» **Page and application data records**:
+++
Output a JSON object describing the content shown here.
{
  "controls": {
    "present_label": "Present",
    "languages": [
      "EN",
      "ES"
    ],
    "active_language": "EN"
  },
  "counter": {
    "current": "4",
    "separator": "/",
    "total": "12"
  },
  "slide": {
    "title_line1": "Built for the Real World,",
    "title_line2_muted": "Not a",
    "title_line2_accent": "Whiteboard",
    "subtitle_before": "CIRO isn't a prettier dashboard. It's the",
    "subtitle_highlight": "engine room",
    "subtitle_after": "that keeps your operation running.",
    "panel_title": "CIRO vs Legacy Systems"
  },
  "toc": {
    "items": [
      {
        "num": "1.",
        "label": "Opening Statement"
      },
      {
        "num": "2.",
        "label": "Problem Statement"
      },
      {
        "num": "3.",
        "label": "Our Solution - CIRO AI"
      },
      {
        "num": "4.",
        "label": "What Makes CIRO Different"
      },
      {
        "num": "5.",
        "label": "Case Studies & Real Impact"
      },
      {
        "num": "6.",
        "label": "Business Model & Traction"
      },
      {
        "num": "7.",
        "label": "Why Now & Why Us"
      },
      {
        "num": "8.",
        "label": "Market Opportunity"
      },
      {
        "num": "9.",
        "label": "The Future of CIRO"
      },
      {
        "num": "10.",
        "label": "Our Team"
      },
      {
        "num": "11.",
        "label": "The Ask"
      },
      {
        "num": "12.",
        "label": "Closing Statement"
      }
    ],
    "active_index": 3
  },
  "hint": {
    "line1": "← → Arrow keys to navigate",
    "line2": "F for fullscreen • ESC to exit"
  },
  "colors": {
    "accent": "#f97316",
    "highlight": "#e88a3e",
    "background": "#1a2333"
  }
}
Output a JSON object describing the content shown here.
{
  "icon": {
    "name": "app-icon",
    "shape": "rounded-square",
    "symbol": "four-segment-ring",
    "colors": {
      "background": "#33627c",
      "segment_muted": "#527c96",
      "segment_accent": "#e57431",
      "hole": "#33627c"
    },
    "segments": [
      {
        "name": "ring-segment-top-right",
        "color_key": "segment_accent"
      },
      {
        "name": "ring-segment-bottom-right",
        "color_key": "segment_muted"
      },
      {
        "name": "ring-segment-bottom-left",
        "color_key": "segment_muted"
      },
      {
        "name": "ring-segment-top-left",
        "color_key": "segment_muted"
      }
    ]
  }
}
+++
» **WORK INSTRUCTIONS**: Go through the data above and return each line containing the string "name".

» **WRITTEN RESPONSE**:
    "name": "app-icon",
        "name": "ring-segment-top-right",
        "name": "ring-segment-bottom-right",
        "name": "ring-segment-bottom-left",
        "name": "ring-segment-top-left",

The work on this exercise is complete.